My grandmother’s siblings had become her children. And I could never imagine how it would feel leaving my children behind. Mi pobre abuelita. She was the anchor of her family. Her family of 20 in Cuba, and then her family of 3 en los Estados Unidos.

In los Estados Unidos, the land of opportunidades, She had to continue being a fighter. She sewed for a living. She had a special closet in her house full of Halloween costumes that she would rent during Halloween. She also altered the fine clothes of regular customers. Usually wealthy women who would pay her a couple of dollars for a hem. But she always made enough money to buy new furniture and pay the rent. She even put a down payment towards my car. She charged five dollars for a hem. Could you just imagine how many clients she had? Could you imagine how quickly her hands worked on the sewing machine to earn another dollar?

My mother told me that abuela never grew tired of sewing. When she didn’t have customers, she would make a pillowcase out of the extra silk a client had left behind. Or she would fasten loose buttons on our clothes.

She always emphasized the importance of wearing good clothing. The family must always be dressed decentemente y presentable para visita. That’s what she taught me. She always expected company. She usually didn’t have much company other than her clients who would come and leave without a word.

Even on that unforgettable February when she was on her death bed, she insisted that we’d remove the rather offensive and imprudent backless patient’s gown. She insisted on looking presentable in case we would have visitors. As always, she didn’t have many visitors. Just my uncle, my brother, my mother and father. But as she began to lose her memory, her family became visita. We became strangers, so she nagged her nurses to dress her in her blusa rosada.

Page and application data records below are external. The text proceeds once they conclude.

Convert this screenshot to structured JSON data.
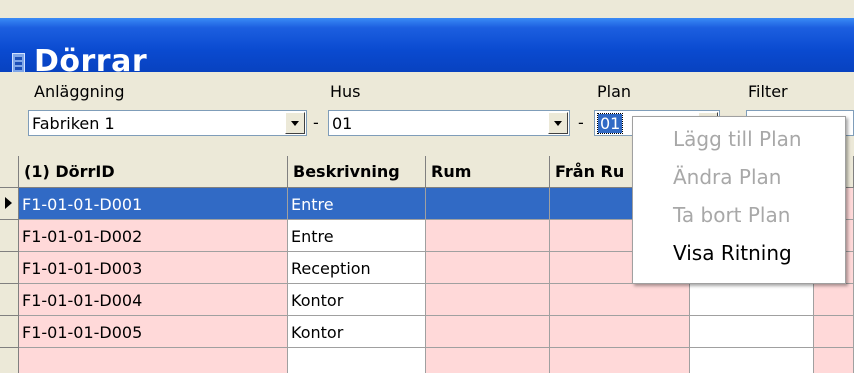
{
  "window": {
    "title": "Dörrar"
  },
  "filters": {
    "anlaggning": {
      "label": "Anläggning",
      "value": "Fabriken 1"
    },
    "hus": {
      "label": "Hus",
      "value": "01"
    },
    "plan": {
      "label": "Plan",
      "value": "01"
    },
    "filter": {
      "label": "Filter"
    },
    "separator": "-"
  },
  "table": {
    "columns": [
      "(1) DörrID",
      "Beskrivning",
      "Rum",
      "Från Ru"
    ],
    "rows": [
      {
        "id": "F1-01-01-D001",
        "desc": "Entre"
      },
      {
        "id": "F1-01-01-D002",
        "desc": "Entre"
      },
      {
        "id": "F1-01-01-D003",
        "desc": "Reception"
      },
      {
        "id": "F1-01-01-D004",
        "desc": "Kontor"
      },
      {
        "id": "F1-01-01-D005",
        "desc": "Kontor"
      }
    ],
    "selected_row": 0
  },
  "context_menu": {
    "items": [
      {
        "label": "Lägg till Plan",
        "enabled": false
      },
      {
        "label": "Ändra Plan",
        "enabled": false
      },
      {
        "label": "Ta bort Plan",
        "enabled": false
      },
      {
        "label": "Visa Ritning",
        "enabled": true
      }
    ]
  },
  "colors": {
    "title_bar": "#0a4ad0",
    "selection": "#316ac5",
    "row_tint": "#ffd9d9"
  }
}
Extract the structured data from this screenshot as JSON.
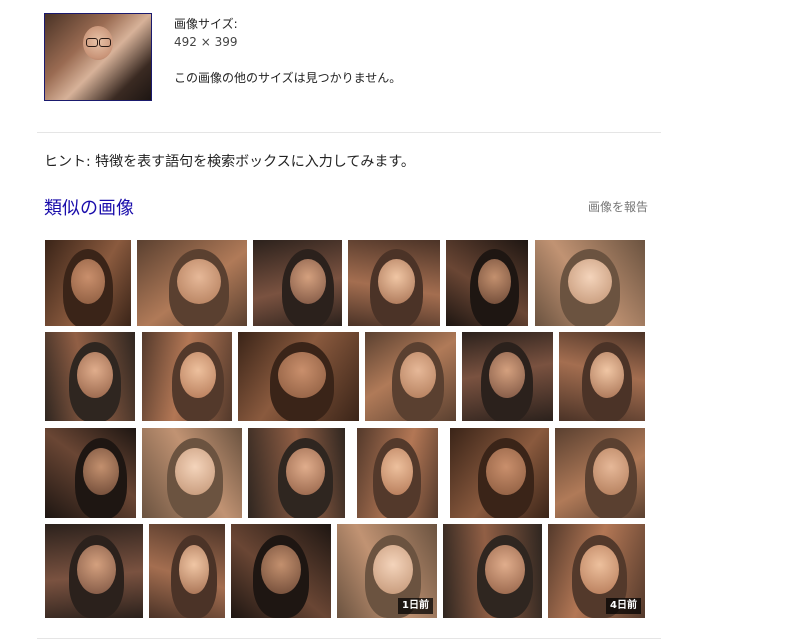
{
  "query": {
    "thumbnail_icon": "query-image-thumbnail"
  },
  "info": {
    "size_label": "画像サイズ:",
    "size_value": "492 × 399",
    "no_other_sizes": "この画像の他のサイズは見つかりません。"
  },
  "hint": "ヒント: 特徴を表す語句を検索ボックスに入力してみます。",
  "similar": {
    "title": "類似の画像",
    "report": "画像を報告",
    "badges": [
      "1日前",
      "4日前"
    ]
  },
  "colors": {
    "link": "#1a0dab",
    "divider": "#e5e5e5"
  }
}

Oftentimes, when sitting in some women’s studies courses as an undergrad, my blood would boil when someone would raise their hand to make a degrading comment about the role of motherhood. I remember the ones wo called themselves “feminists” and claimed to be “liberated”. All usually wearing heavy makeup ad exposing their breasts (to emphasize their freedom). They all liked to say something like, “Domesticity! So oppressive!”   I have never accepted the rejection of motherhood as a feminist ideal. I cannot think of anyone stronger that my mother and grandmother. They both have held the world on their shoulders as wives and mothers.  While I am not a mother yet, I have never felt more empowered in my whole life as I do as a Muslim. And I was never what you’d consider “sheltered”. Gracias a Dios. Al hamd’allah. All Praises be to Allah.

My abuela was a mother. A wife. A seamstress. A cook. She took care of those around her, even stranger, as if they were her children. She took care of her husband in his deathbed; never left his side. She sewed new clothes for her family when there was not the money to buy new ones, because we had to be decente for company. She created feasts every night for dinner. Indeed, she was “domestic” and her “domesticity” stabilized us.

Originally written on February 19th, 2010